*Activity*.
Using the entries below, say how many of the lines carry "size". Write the number alone.

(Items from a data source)
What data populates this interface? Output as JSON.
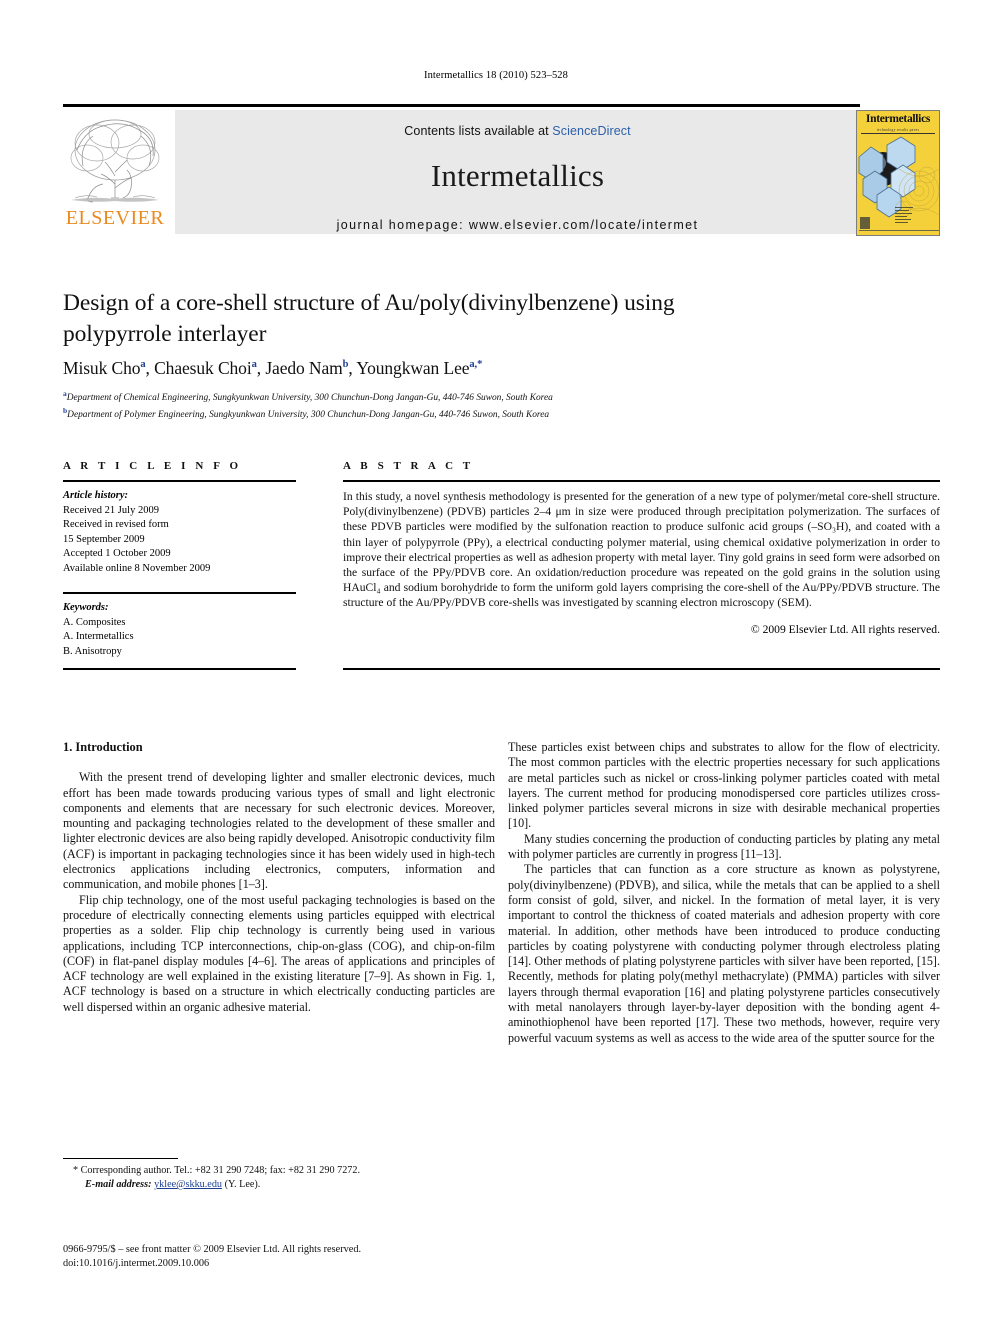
{
  "running_head": "Intermetallics 18 (2010) 523–528",
  "masthead": {
    "publisher_name": "ELSEVIER",
    "contents_prefix": "Contents lists available at ",
    "contents_link": "ScienceDirect",
    "journal_name": "Intermetallics",
    "homepage": "journal homepage: www.elsevier.com/locate/intermet",
    "cover": {
      "title": "Intermetallics",
      "subtitle": "technology results paves"
    }
  },
  "article": {
    "title": "Design of a core-shell structure of Au/poly(divinylbenzene) using polypyrrole interlayer",
    "authors": [
      {
        "name": "Misuk Cho",
        "sup": "a"
      },
      {
        "name": "Chaesuk Choi",
        "sup": "a"
      },
      {
        "name": "Jaedo Nam",
        "sup": "b"
      },
      {
        "name": "Youngkwan Lee",
        "sup": "a,*"
      }
    ],
    "affiliations": [
      {
        "marker": "a",
        "text": "Department of Chemical Engineering, Sungkyunkwan University, 300 Chunchun-Dong Jangan-Gu, 440-746 Suwon, South Korea"
      },
      {
        "marker": "b",
        "text": "Department of Polymer Engineering, Sungkyunkwan University, 300 Chunchun-Dong Jangan-Gu, 440-746 Suwon, South Korea"
      }
    ]
  },
  "article_info": {
    "heading": "A R T I C L E    I N F O",
    "history_label": "Article history:",
    "history": [
      "Received 21 July 2009",
      "Received in revised form",
      "15 September 2009",
      "Accepted 1 October 2009",
      "Available online 8 November 2009"
    ],
    "keywords_label": "Keywords:",
    "keywords": [
      "A. Composites",
      "A. Intermetallics",
      "B. Anisotropy"
    ]
  },
  "abstract": {
    "heading": "A B S T R A C T",
    "text": "In this study, a novel synthesis methodology is presented for the generation of a new type of polymer/metal core-shell structure. Poly(divinylbenzene) (PDVB) particles 2–4 μm in size were produced through precipitation polymerization. The surfaces of these PDVB particles were modified by the sulfonation reaction to produce sulfonic acid groups (–SO₃H), and coated with a thin layer of polypyrrole (PPy), a electrical conducting polymer material, using chemical oxidative polymerization in order to improve their electrical properties as well as adhesion property with metal layer. Tiny gold grains in seed form were adsorbed on the surface of the PPy/PDVB core. An oxidation/reduction procedure was repeated on the gold grains in the solution using HAuCl₄ and sodium borohydride to form the uniform gold layers comprising the core-shell of the Au/PPy/PDVB structure. The structure of the Au/PPy/PDVB core-shells was investigated by scanning electron microscopy (SEM).",
    "copyright": "© 2009 Elsevier Ltd. All rights reserved."
  },
  "body": {
    "section_title": "1.  Introduction",
    "left_paragraphs": [
      "With the present trend of developing lighter and smaller electronic devices, much effort has been made towards producing various types of small and light electronic components and elements that are necessary for such electronic devices. Moreover, mounting and packaging technologies related to the development of these smaller and lighter electronic devices are also being rapidly developed. Anisotropic conductivity film (ACF) is important in packaging technologies since it has been widely used in high-tech electronics applications including electronics, computers, information and communication, and mobile phones [1–3].",
      "Flip chip technology, one of the most useful packaging technologies is based on the procedure of electrically connecting elements using particles equipped with electrical properties as a solder. Flip chip technology is currently being used in various applications, including TCP interconnections, chip-on-glass (COG), and chip-on-film (COF) in flat-panel display modules [4–6]. The areas of applications and principles of ACF technology are well explained in the existing literature [7–9]. As shown in Fig. 1, ACF technology is based on a structure in which electrically conducting particles are well dispersed within an organic adhesive material."
    ],
    "right_paragraphs": [
      "These particles exist between chips and substrates to allow for the flow of electricity. The most common particles with the electric properties necessary for such applications are metal particles such as nickel or cross-linking polymer particles coated with metal layers. The current method for producing monodispersed core particles utilizes cross-linked polymer particles several microns in size with desirable mechanical properties [10].",
      "Many studies concerning the production of conducting particles by plating any metal with polymer particles are currently in progress [11–13].",
      "The particles that can function as a core structure as known as polystyrene, poly(divinylbenzene) (PDVB), and silica, while the metals that can be applied to a shell form consist of gold, silver, and nickel. In the formation of metal layer, it is very important to control the thickness of coated materials and adhesion property with core material. In addition, other methods have been introduced to produce conducting particles by coating polystyrene with conducting polymer through electroless plating [14]. Other methods of plating polystyrene particles with silver have been reported, [15]. Recently, methods for plating poly(methyl methacrylate) (PMMA) particles with silver layers through thermal evaporation [16] and plating polystyrene particles consecutively with metal nanolayers through layer-by-layer deposition with the bonding agent 4-aminothiophenol have been reported [17]. These two methods, however, require very powerful vacuum systems as well as access to the wide area of the sputter source for the"
    ]
  },
  "footnote": {
    "corresponding": "* Corresponding author. Tel.: +82 31 290 7248; fax: +82 31 290 7272.",
    "email_label": "E-mail address:",
    "email": "yklee@skku.edu",
    "email_suffix": "(Y. Lee)."
  },
  "footer": {
    "issn_line": "0966-9795/$ – see front matter © 2009 Elsevier Ltd. All rights reserved.",
    "doi_line": "doi:10.1016/j.intermet.2009.10.006"
  },
  "colors": {
    "link_blue": "#2b5faa",
    "ref_blue": "#1c3f94",
    "elsevier_orange": "#ea8a1e",
    "band_gray": "#e9e9e9",
    "cover_yellow": "#f4d13a"
  }
}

*Final answer*.
2